- The Enterprise
- The Recorder
The Helen Post Office is closing its doors on Friday, Aug. 17, nearly 109 years after it was established, in what the postal service is calling “an emergency suspension.”
Karen Guy Reynolds retired Tuesday after 17 years as postmaster. She was the third consecutive member of her family to hold the job. Her mother, Doris L. Griffin, was Helen’s postmaster for 20 years. Her grandmother, Aleatha I. Latham, was postmaster for 36 years.
Reynolds said she chose to retire because July 31 was the deadline to take the incentivized retirement program offered by the U.S. Postal Service. The annual lease for the building that houses the Helen Post Office, owned by Dana Russell and Mary Lisa Estevez, isn’t being renewed either.
The Helen ZIP code (20635) is not going away just yet. The emergency suspension “gives us time to look around to give us options,” said Laura Dvorak, regional spokesperson for the U.S. Postal Service.
Even if the lease was to be renewed, the U.S. Postal Service was planning to drastically limit the operating hours at Helen. “This office would have gone to two hours a day,” Reynolds said.
Throughout the postal service, postmasters at small, rural post offices are being encouraged to retire early and are being replaced by part-time workers.
Reynolds said she was already working for her husband’s bathroom and window wholesale business in the evenings. Now she’ll be doing that work in the daytime instead.
The Helen Post Office doesn’t deliver mail. Its customers have post office boxes. Its largest customer was Margaret Brent Middle School, which has now switched to a Mechanicsville address.
Mechanicsville already handles home mail deliveries in the Helen area. That post office covers northern St. Mary’s from the Wicomico Shores neighborhood, to slivers of southern Charles County, to the Golden Beach neighborhood on the Patuxent River.
Many of Helen’s 40 customers are now in the process of switching over the boxes at the nearby post offices of Morganza or Loveville, Reynolds said. At its peak, Helen had 75 post office boxes.
Several post offices got their names from the last name of their postmasters like Loveville, Morganza, Dameron, Callaway, Pearson (now gone), Jarboesville (now gone) and Hermanville (now gone).
Helen got its name from one of Joseph Hancock’s daughters. He became postmaster on Oct. 14, 1903. There was already a Hancock Post Office in Western Maryland so he couldn’t use that name in St. Mary’s County.
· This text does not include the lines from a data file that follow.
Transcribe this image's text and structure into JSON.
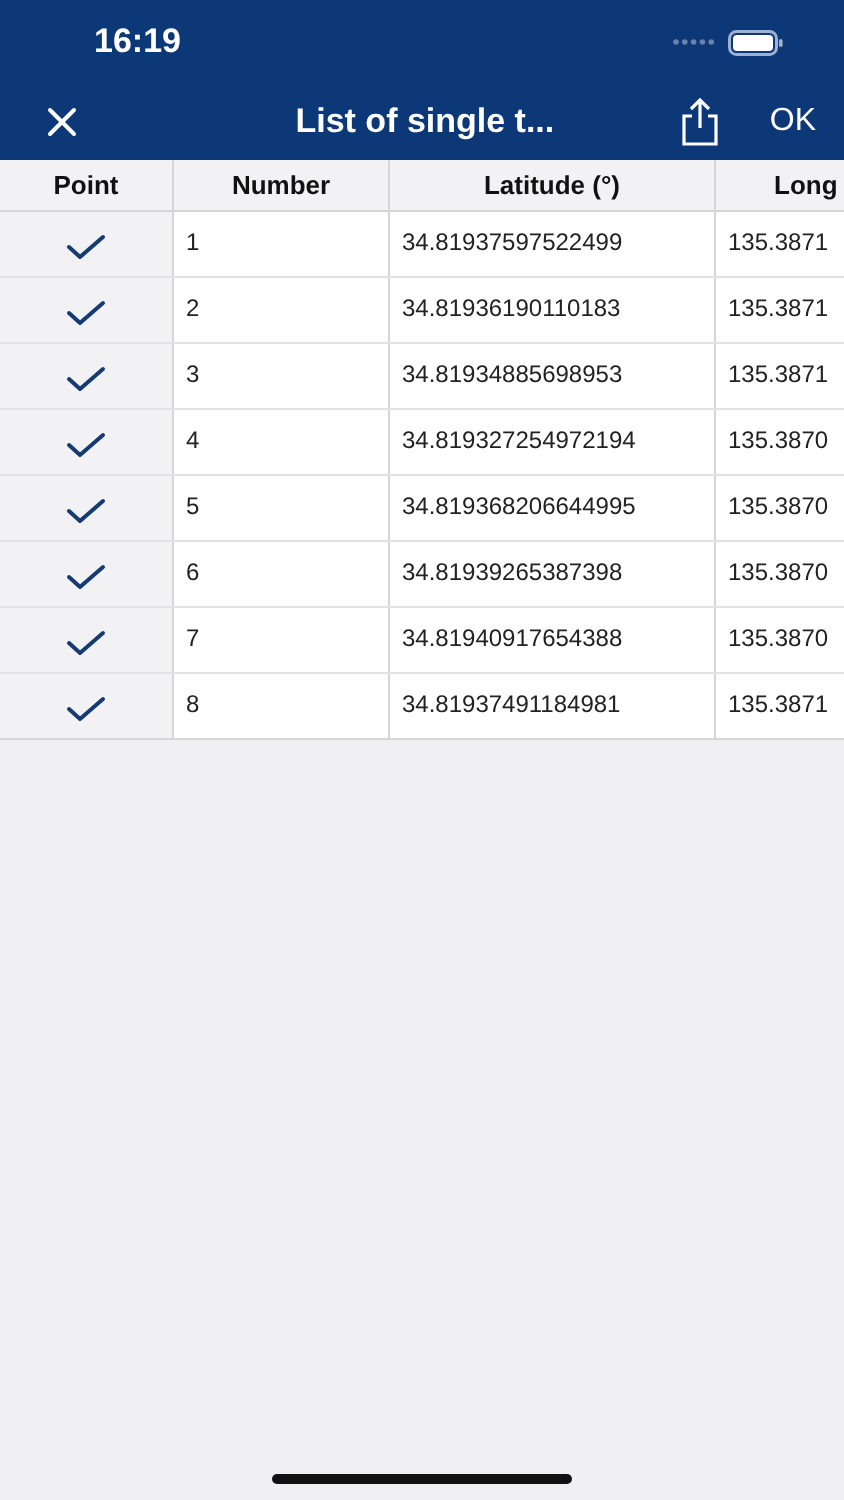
{
  "status_bar": {
    "time": "16:19"
  },
  "nav": {
    "title": "List of single t...",
    "confirm": "OK"
  },
  "table": {
    "columns": [
      "Point",
      "Number",
      "Latitude (°)",
      "Long"
    ],
    "rows": [
      {
        "checked": true,
        "number": "1",
        "latitude": "34.81937597522499",
        "column_4": "135.3871"
      },
      {
        "checked": true,
        "number": "2",
        "latitude": "34.81936190110183",
        "column_4": "135.3871"
      },
      {
        "checked": true,
        "number": "3",
        "latitude": "34.81934885698953",
        "column_4": "135.3871"
      },
      {
        "checked": true,
        "number": "4",
        "latitude": "34.819327254972194",
        "column_4": "135.3870"
      },
      {
        "checked": true,
        "number": "5",
        "latitude": "34.819368206644995",
        "column_4": "135.3870"
      },
      {
        "checked": true,
        "number": "6",
        "latitude": "34.81939265387398",
        "column_4": "135.3870"
      },
      {
        "checked": true,
        "number": "7",
        "latitude": "34.81940917654388",
        "column_4": "135.3870"
      },
      {
        "checked": true,
        "number": "8",
        "latitude": "34.81937491184981",
        "column_4": "135.3871"
      }
    ]
  }
}
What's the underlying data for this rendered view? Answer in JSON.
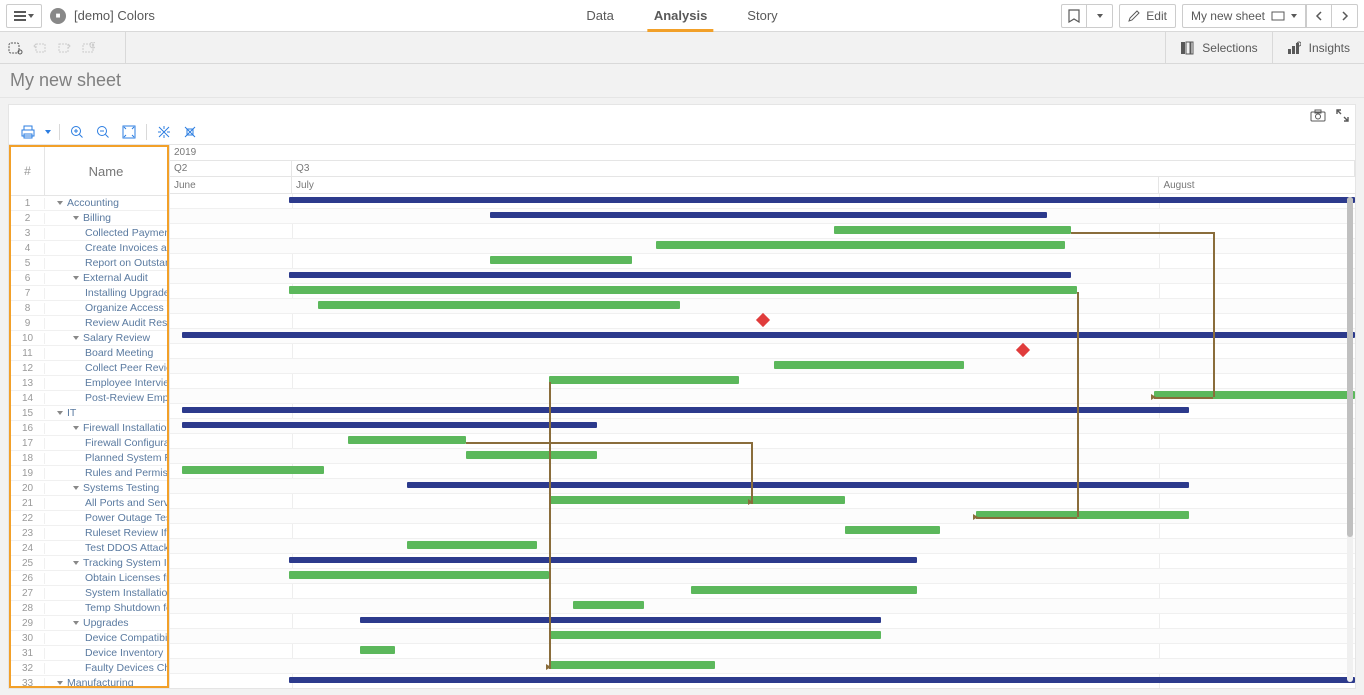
{
  "header": {
    "app_title": "[demo] Colors",
    "tabs": {
      "data": "Data",
      "analysis": "Analysis",
      "story": "Story"
    },
    "edit": "Edit",
    "sheet_nav_label": "My new sheet"
  },
  "selection_bar": {
    "selections": "Selections",
    "insights": "Insights"
  },
  "sheet": {
    "title": "My new sheet"
  },
  "gantt": {
    "columns": {
      "num": "#",
      "name": "Name"
    },
    "timeline": {
      "year": "2019",
      "quarters": [
        "Q2",
        "Q3"
      ],
      "months": [
        "June",
        "July",
        "August"
      ]
    },
    "rows": [
      {
        "n": 1,
        "indent": 1,
        "exp": true,
        "name": "Accounting",
        "type": "sum",
        "start": 10,
        "end": 100
      },
      {
        "n": 2,
        "indent": 2,
        "exp": true,
        "name": "Billing",
        "type": "sum",
        "start": 27,
        "end": 74
      },
      {
        "n": 3,
        "indent": 3,
        "name": "Collected Payments Review",
        "type": "task",
        "start": 56,
        "end": 76
      },
      {
        "n": 4,
        "indent": 3,
        "name": "Create Invoices and Send Invoices",
        "type": "task",
        "start": 41,
        "end": 75.5
      },
      {
        "n": 5,
        "indent": 3,
        "name": "Report on Outstanding Collections",
        "type": "task",
        "start": 27,
        "end": 39
      },
      {
        "n": 6,
        "indent": 2,
        "exp": true,
        "name": "External Audit",
        "type": "sum",
        "start": 10,
        "end": 76
      },
      {
        "n": 7,
        "indent": 3,
        "name": "Installing Upgrades",
        "type": "task",
        "start": 10,
        "end": 76.5
      },
      {
        "n": 8,
        "indent": 3,
        "name": "Organize Access for External Auditors",
        "type": "task",
        "start": 12.5,
        "end": 43
      },
      {
        "n": 9,
        "indent": 3,
        "name": "Review Audit Results",
        "type": "milestone",
        "pos": 50
      },
      {
        "n": 10,
        "indent": 2,
        "exp": true,
        "name": "Salary Review",
        "type": "sum",
        "start": 1,
        "end": 100
      },
      {
        "n": 11,
        "indent": 3,
        "name": "Board Meeting",
        "type": "milestone",
        "pos": 72
      },
      {
        "n": 12,
        "indent": 3,
        "name": "Collect Peer Review Data",
        "type": "task",
        "start": 51,
        "end": 67
      },
      {
        "n": 13,
        "indent": 3,
        "name": "Employee Interviews",
        "type": "task",
        "start": 32,
        "end": 48
      },
      {
        "n": 14,
        "indent": 3,
        "name": "Post-Review Employee Interviews",
        "type": "task",
        "start": 83,
        "end": 100
      },
      {
        "n": 15,
        "indent": 1,
        "exp": true,
        "name": "IT",
        "type": "sum",
        "start": 1,
        "end": 86
      },
      {
        "n": 16,
        "indent": 2,
        "exp": true,
        "name": "Firewall Installation",
        "type": "sum",
        "start": 1,
        "end": 36
      },
      {
        "n": 17,
        "indent": 3,
        "name": "Firewall Configuration",
        "type": "task",
        "start": 15,
        "end": 25
      },
      {
        "n": 18,
        "indent": 3,
        "name": "Planned System Restart",
        "type": "task",
        "start": 25,
        "end": 36
      },
      {
        "n": 19,
        "indent": 3,
        "name": "Rules and Permissions Audit",
        "type": "task",
        "start": 1,
        "end": 13
      },
      {
        "n": 20,
        "indent": 2,
        "exp": true,
        "name": "Systems Testing",
        "type": "sum",
        "start": 20,
        "end": 86
      },
      {
        "n": 21,
        "indent": 3,
        "name": "All Ports and Services Test",
        "type": "task",
        "start": 32,
        "end": 57
      },
      {
        "n": 22,
        "indent": 3,
        "name": "Power Outage Tests",
        "type": "task",
        "start": 68,
        "end": 86
      },
      {
        "n": 23,
        "indent": 3,
        "name": "Ruleset Review If Needed",
        "type": "task",
        "start": 57,
        "end": 65
      },
      {
        "n": 24,
        "indent": 3,
        "name": "Test DDOS Attack",
        "type": "task",
        "start": 20,
        "end": 31
      },
      {
        "n": 25,
        "indent": 2,
        "exp": true,
        "name": "Tracking System Installation",
        "type": "sum",
        "start": 10,
        "end": 63
      },
      {
        "n": 26,
        "indent": 3,
        "name": "Obtain Licenses from the Vendor",
        "type": "task",
        "start": 10,
        "end": 32
      },
      {
        "n": 27,
        "indent": 3,
        "name": "System Installation",
        "type": "task",
        "start": 44,
        "end": 63
      },
      {
        "n": 28,
        "indent": 3,
        "name": "Temp Shutdown for IT Audit",
        "type": "task",
        "start": 34,
        "end": 40
      },
      {
        "n": 29,
        "indent": 2,
        "exp": true,
        "name": "Upgrades",
        "type": "sum",
        "start": 16,
        "end": 60
      },
      {
        "n": 30,
        "indent": 3,
        "name": "Device Compatibility Review",
        "type": "task",
        "start": 32,
        "end": 60
      },
      {
        "n": 31,
        "indent": 3,
        "name": "Device Inventory",
        "type": "task",
        "start": 16,
        "end": 19
      },
      {
        "n": 32,
        "indent": 3,
        "name": "Faulty Devices Check",
        "type": "task",
        "start": 32,
        "end": 46
      },
      {
        "n": 33,
        "indent": 1,
        "exp": true,
        "name": "Manufacturing",
        "type": "sum",
        "start": 10,
        "end": 100
      }
    ],
    "dependencies": [
      {
        "from_row": 3,
        "from_pct": 76,
        "to_row": 14,
        "to_pct": 83,
        "via": 88
      },
      {
        "from_row": 7,
        "from_pct": 76.5,
        "to_row": 22,
        "to_pct": 68,
        "via": 76.5
      },
      {
        "from_row": 13,
        "from_pct": 32,
        "to_row": 32,
        "to_pct": 32
      },
      {
        "from_row": 17,
        "from_pct": 25,
        "to_row": 21,
        "to_pct": 49,
        "via": 49
      }
    ]
  },
  "chart_data": {
    "type": "gantt",
    "title": "",
    "time_axis": {
      "year": 2019,
      "quarters": [
        "Q2",
        "Q3"
      ],
      "months": [
        "June",
        "July",
        "August"
      ]
    },
    "month_edges_pct": {
      "June": 0,
      "July": 10.3,
      "August": 83.5
    },
    "series": [
      {
        "name": "Accounting",
        "type": "summary",
        "start_pct": 10,
        "end_pct": 100,
        "children": [
          {
            "name": "Billing",
            "type": "summary",
            "start_pct": 27,
            "end_pct": 74,
            "children": [
              {
                "name": "Collected Payments Review",
                "type": "task",
                "start_pct": 56,
                "end_pct": 76
              },
              {
                "name": "Create Invoices and Send Invoices",
                "type": "task",
                "start_pct": 41,
                "end_pct": 75.5
              },
              {
                "name": "Report on Outstanding Collections",
                "type": "task",
                "start_pct": 27,
                "end_pct": 39
              }
            ]
          },
          {
            "name": "External Audit",
            "type": "summary",
            "start_pct": 10,
            "end_pct": 76,
            "children": [
              {
                "name": "Installing Upgrades",
                "type": "task",
                "start_pct": 10,
                "end_pct": 76.5
              },
              {
                "name": "Organize Access for External Auditors",
                "type": "task",
                "start_pct": 12.5,
                "end_pct": 43
              },
              {
                "name": "Review Audit Results",
                "type": "milestone",
                "at_pct": 50
              }
            ]
          },
          {
            "name": "Salary Review",
            "type": "summary",
            "start_pct": 1,
            "end_pct": 100,
            "children": [
              {
                "name": "Board Meeting",
                "type": "milestone",
                "at_pct": 72
              },
              {
                "name": "Collect Peer Review Data",
                "type": "task",
                "start_pct": 51,
                "end_pct": 67
              },
              {
                "name": "Employee Interviews",
                "type": "task",
                "start_pct": 32,
                "end_pct": 48
              },
              {
                "name": "Post-Review Employee Interviews",
                "type": "task",
                "start_pct": 83,
                "end_pct": 100
              }
            ]
          }
        ]
      },
      {
        "name": "IT",
        "type": "summary",
        "start_pct": 1,
        "end_pct": 86,
        "children": [
          {
            "name": "Firewall Installation",
            "type": "summary",
            "start_pct": 1,
            "end_pct": 36,
            "children": [
              {
                "name": "Firewall Configuration",
                "type": "task",
                "start_pct": 15,
                "end_pct": 25
              },
              {
                "name": "Planned System Restart",
                "type": "task",
                "start_pct": 25,
                "end_pct": 36
              },
              {
                "name": "Rules and Permissions Audit",
                "type": "task",
                "start_pct": 1,
                "end_pct": 13
              }
            ]
          },
          {
            "name": "Systems Testing",
            "type": "summary",
            "start_pct": 20,
            "end_pct": 86,
            "children": [
              {
                "name": "All Ports and Services Test",
                "type": "task",
                "start_pct": 32,
                "end_pct": 57
              },
              {
                "name": "Power Outage Tests",
                "type": "task",
                "start_pct": 68,
                "end_pct": 86
              },
              {
                "name": "Ruleset Review If Needed",
                "type": "task",
                "start_pct": 57,
                "end_pct": 65
              },
              {
                "name": "Test DDOS Attack",
                "type": "task",
                "start_pct": 20,
                "end_pct": 31
              }
            ]
          },
          {
            "name": "Tracking System Installation",
            "type": "summary",
            "start_pct": 10,
            "end_pct": 63,
            "children": [
              {
                "name": "Obtain Licenses from the Vendor",
                "type": "task",
                "start_pct": 10,
                "end_pct": 32
              },
              {
                "name": "System Installation",
                "type": "task",
                "start_pct": 44,
                "end_pct": 63
              },
              {
                "name": "Temp Shutdown for IT Audit",
                "type": "task",
                "start_pct": 34,
                "end_pct": 40
              }
            ]
          },
          {
            "name": "Upgrades",
            "type": "summary",
            "start_pct": 16,
            "end_pct": 60,
            "children": [
              {
                "name": "Device Compatibility Review",
                "type": "task",
                "start_pct": 32,
                "end_pct": 60
              },
              {
                "name": "Device Inventory",
                "type": "task",
                "start_pct": 16,
                "end_pct": 19
              },
              {
                "name": "Faulty Devices Check",
                "type": "task",
                "start_pct": 32,
                "end_pct": 46
              }
            ]
          }
        ]
      },
      {
        "name": "Manufacturing",
        "type": "summary",
        "start_pct": 10,
        "end_pct": 100
      }
    ]
  }
}
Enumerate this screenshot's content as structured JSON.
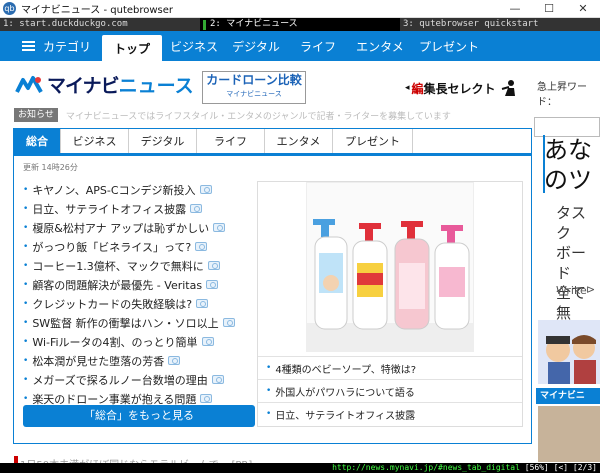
{
  "window": {
    "title": "マイナビニュース - qutebrowser",
    "icon_text": "qb",
    "controls": [
      "—",
      "☐",
      "✕"
    ]
  },
  "tabs": [
    {
      "label": "1: start.duckduckgo.com",
      "active": false
    },
    {
      "label": "2: マイナビニュース",
      "active": true
    },
    {
      "label": "3: qutebrowser quickstart",
      "active": false
    }
  ],
  "nav": {
    "category_label": "カテゴリ",
    "items": [
      "トップ",
      "ビジネス",
      "デジタル",
      "ライフ",
      "エンタメ",
      "プレゼント"
    ],
    "active_index": 0
  },
  "header": {
    "logo_text": "マイナビ",
    "logo_news": "ニュース",
    "loan_title": "カードローン比較",
    "loan_sub": "マイナビニュース",
    "editor_red": "編",
    "editor_rest": "集長セレクト"
  },
  "notice": {
    "label": "お知らせ",
    "text": "マイナビニュースではライフスタイル・エンタメのジャンルで記者・ライターを募集しています"
  },
  "right": {
    "rank_label": "急上昇ワード：",
    "headline_1": "あな",
    "headline_2": "のツ",
    "sub_1": "タスク",
    "sub_2": "ボード",
    "sub_3": "全て無",
    "wrike": "Wrike",
    "arrow": "⊳",
    "blue_label": "マイナビニ"
  },
  "content": {
    "tabs": [
      "総合",
      "ビジネス",
      "デジタル",
      "ライフ",
      "エンタメ",
      "プレゼント"
    ],
    "active_tab": 0,
    "updated": "更新 14時26分",
    "articles": [
      {
        "title": "キヤノン、APS-Cコンデジ新投入",
        "camera": true
      },
      {
        "title": "日立、サテライトオフィス披露",
        "camera": true
      },
      {
        "title": "榎原&松村アナ アップは恥ずかしい",
        "camera": true
      },
      {
        "title": "がっつり飯「ビネライス」って?",
        "camera": true
      },
      {
        "title": "コーヒー1.3億杯、マックで無料に",
        "camera": true
      },
      {
        "title": "顧客の問題解決が最優先 - Veritas",
        "camera": true
      },
      {
        "title": "クレジットカードの失敗経験は?",
        "camera": true
      },
      {
        "title": "SW監督 新作の衝撃はハン・ソロ以上",
        "camera": true
      },
      {
        "title": "Wi-Fiルータの4割、のっとり簡単",
        "camera": true
      },
      {
        "title": "松本潤が見せた堕落の芳香",
        "camera": true
      },
      {
        "title": "メガーズで探るルノー台数増の理由",
        "camera": true
      },
      {
        "title": "楽天のドローン事業が抱える問題",
        "camera": true
      }
    ],
    "more_button": "「総合」をもっと見る",
    "feature_items": [
      "4種類のベビーソープ、特徴は?",
      "外国人がパワハラについて語る",
      "日立、サテライトオフィス披露"
    ]
  },
  "bottom": {
    "peek_text": "1日50本未満がほぼ同じならモラルビームで... [PR]"
  },
  "statusbar": {
    "url": "http://news.mynavi.jp/#news_tab_digital",
    "info": " [56%] [<] [2/3]"
  }
}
“It was cute that he named it after little Helen,” said Latham, Reynolds’ grandmother, in a feature on the post office in The (Baltimore) Sun on Nov. 5, 1961. She served as the postmaster from 1939 to 1975.
“Helen married and moved to Washington; she is now dead,” Latham said then. “This post office keeps her name alive because her father was so fond of her.”
Some years ago, the post office was visited by “The Riderwood Helens” from a retirement village in Silver Spring, who made a group outing of it. Other Helens sometime stop to get their picture taken in front of the post office.
“I have a few people stop once in a while,” Reynolds said.
The Helen Post Office was at first part of a general store, where most post offices got started. The building dates back to 1900 and was a general store along with many other uses over the years.
“This was a store and bar at one time,” Reynolds said.
Her grandmother’s house is behind the post office and Reynolds would play in front of the building as a child.
For now unknown reasons the Helen Post Office was closed between 1928 and 1933, when it resumed operations.
Early on Easter Sunday in 1982, a young man driving a 1947 Dodge crashed into the post office, pushing the one-ton iron safe through the building into the field out back. The driver was not hurt.
The safe is still at the post office, with only a small dent in it.
Helen was one of four post offices in St. Mary’s considered for closure last year. Charlotte Hall, Abell and Drayden were removed from the list and are operating under normal hours. “Those won’t close unless the community would want that,” Dvorak said. There is a proposal to limit the hours open at Drayden and Abell to four hours a day, she said.